Guest Columnist

Know what drowning looks like

A 2-year-old girl jumps into her father’s arms during a swim session at City Park Pool in Iowa City in 2014. Safety experts caution parents to begin exposure to water safety early. (Gazette Archives)
A 2-year-old girl jumps into her father’s arms during a swim session at City Park Pool in Iowa City in 2014. Safety experts caution parents to begin exposure to water safety early. (Gazette Archives)

When the summer heat hits, many of us head to our favorite swimming spot. Amid the splashing kids and many distractions of a busy waterfront, fun can quickly become a risk.

According to the Iowa Department of Public Health, in 2016, unintentional drowning killed 31 Iowans.

The Center for Disease Control and Prevention states that drowning takes about 4,000 lives in this country every year and it’s the number one cause of accidental death among children under five. It can happen in seconds, and children who drown often are out of sight for less than five minutes, according to a Safe Kids Worldwide report.

Coupled with its speed, drowning often looks different from many people realize.

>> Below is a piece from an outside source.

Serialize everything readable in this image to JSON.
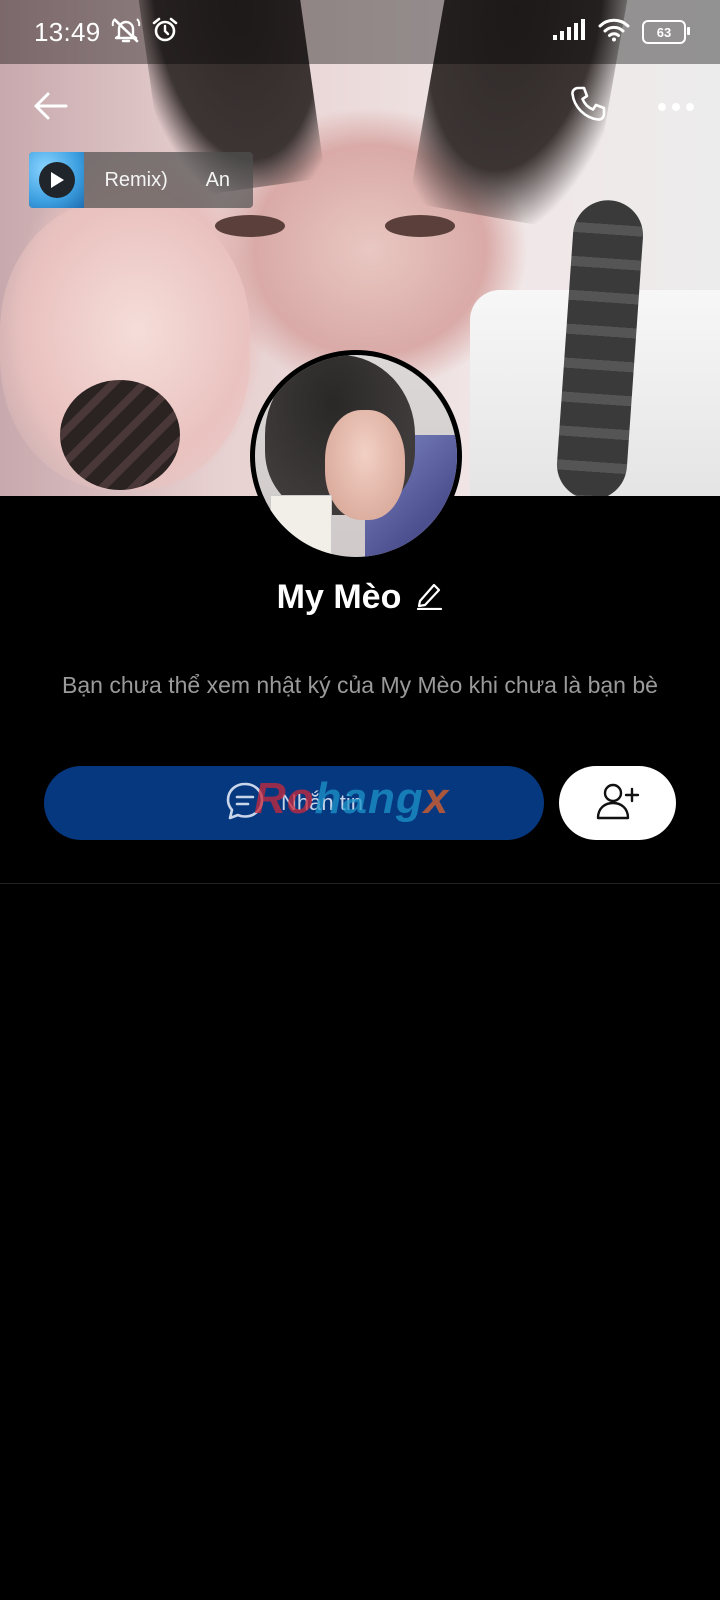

There may not be any splashing or cries for help.

Drowning rarely looks like it is portrayed on TV, with dramatic screaming and flailing. It is quicker and quieter than we realize.

A person in trouble may have their head above water one minute and be submerged the next, without anyone noticing.

Here is some additional advice on how to help reduce risks associated with drowning and help keep kids splashing safely.

ARTICLE CONTINUES BELOW ADVERTISEMENT

Pay attention — Constant surveillance is absolutely critical. Don’t get distracted in a book, a chat or a call.

The CDC advises that those watching preschool-age children in the water provide “touch supervision,” which means being close enough to reach the child at all times. That’s true even if a lifeguard is present.

Assign responsibility — People often assume that someone else is doing the supervising, so it’s important to be very intentional about who is watching each child. If you will not be present to watch your own child, pick a point person and assign responsibility. If kids are in the water, make sure they use the buddy system, especially when there is a group of mixed swimming abilities. Consider matching up experienced swimmers with those who may be less skilled.

Provide swimming lessons — Start exposure to water safety early. Children as young as 12 months should be taught basic lifesaving maneuvers.

Anything that gives them a little bit of extra time to breathe, like flipping over on their backs, floating and moving through water, can save their lives.

This can be a challenge in colder environments, but many recreation and community centers offer low-cost or free indoor lessons geared to kids’ attention spans.

Obey warning signs at beaches — Pay attention to color-coded signs that alert you to riptides and dangerous weather. You can’t always see the currents in open water, and cold temperatures can lead to hypothermia, which shocks the body and leads to rapid exhaustion.

Keep floats away — It may not be a good idea to use rafts, inner tubes and water wings in open water.

ARTICLE CONTINUES BELOW ADVERTISEMENT

Floats can give children a false sense of security. They’ll jump farther and higher and faster and become overconfident in their swimming abilities.

Use certified life jackets when doing water sports like kayaking and boogie boarding.

• Dr. KellyAnn Light-McGroary is UnitedHealthcare’s chief medical officer in Iowa.

Give us feedback

We value your trust and work hard to provide fair, accurate coverage. If you have found an error or omission in our reporting, tell us here.

Or if you have a story idea we should look into? Tell us here.

CONTINUE READING

Want to join the conversation?

Consider subscribing to TheGazette.com and participate in discussing the important issues to our community with other Gazette subscribers.

Already a Gazette or TheGazette.com subscriber? Just login here with your account email and password.

Give us feedback

We value your trust and work hard to provide fair, accurate coverage. If you have found an error or omission in our reporting, tell us here.

Or if you have a story idea we should look into? Tell us here.